Mortenson, T. 2012. The Fall and the problem of millions of years of natural evil. Retrieved from http://www.answersingenesis.org/articles/aid/v7/n1/problem-millions-of-years-natural-evil on January 6, 2013.
Osborne, G. R. 2007. Cornerstone biblical commentary: The gospel of John. Carol Stream, Illinois: Tyndale House Publishers.
Pannenberg, W. 1994. Systematic theology, vol. 2. Edinburgh, Scotland: T&T Clark Ltd.
Ross, H. 1994. Creation and time: A biblical and scientific perspective on the creation-date controversy. Colorado Springs, Colorado: Navpress Publishing Group.
Sagan, C. 1980. One voice in the cosmic fugue. Cosmos TV series season 1, episode 2.
Sarfati, J. 2004. Refuting compromise. Green Forest, Arkansas: Master Books.
Sarna, N. M. 1989. The JPS Torah commentary: Genesis. New York, New York: The Jewish Publication Society.
Schaff, P. 1891. History of the christian church, vol. 3. Nicene and post-Nicene christianity from Constantine the Great to Gregory the Great A.D. 311–600. New York, New York: Charles Scribner’s Sons. Repr. Grand Rapids, Michigan: Christian Classics Ethereal Library, 1997. Retrieved from http://www.ccel.org/ccel/schaff/hcc3.pdf on June 12, 2012.
Schreiner, T. R. 1998. Romans: Baker exegetical commentary on the New Testament. Grand Rapids, Michigan: Baker Academics.
Silva, M. ed. 1996. Foundations of contemporary interpretation: Six volumes in one. Leicester, England: Apollos.
Smith, H. B. Jr. 2007. Cosmic and universal death from Adam’s Fall: An exegesis of Romans 8:19–23a. Journal of Creation 21, no. 1:75–85. Retrieved from http://creation.com/cosmic-and-universal-death-from-adams-fall-an-exegesis-of-romans-819-23a on March 10, 2012.
Thayer, J. H. 2007. Thayer’s Greek-English lexicon of the New Testament, 8th ed. Peabody, Massachusetts: Hendrickson Publishers.
Vos, G. 1975. Biblical theology: Old and New Testaments. Edinburgh, United Kingdom: Banner of Truth.
Vawter, B. 1977. On Genesis: A new reading. London, United Kingdom: Cassell and Collier Macmillan.

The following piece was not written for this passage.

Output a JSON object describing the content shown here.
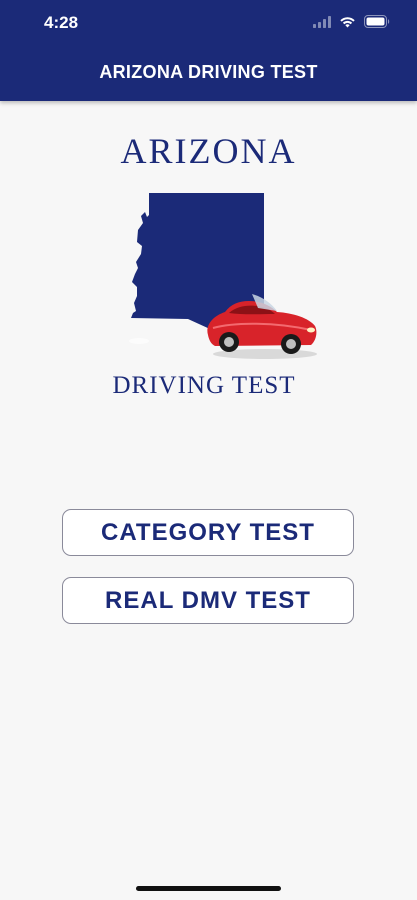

Waltke B. K. and M. O’Connor. 1990. An introduction to biblical Hebrew syntax. Winona Lake, Indiana: Eisenbrauns
Walton J. H. 2001. The NIV application commentary Genesis. Grand Rapids, Michigan: Zondervan.
Wenham, G. J. 1987. Word biblical commentary, vol. 1: Genesis 1–15. Dallas, Texas: Word Publishing.
Westermann, C. 1964. The Genesis accounts of creation. Trans. E. Wagner. Philadelphia, Pennsylvania: Fortress.
Westermann, C. 1984. Genesis 1–11: A commentary. London, United Kingdom: SPCK.
Wright, C. J. H. 2004. Old Testament ethics for the people of God. Nottingham, England: Inter-Varsity Press.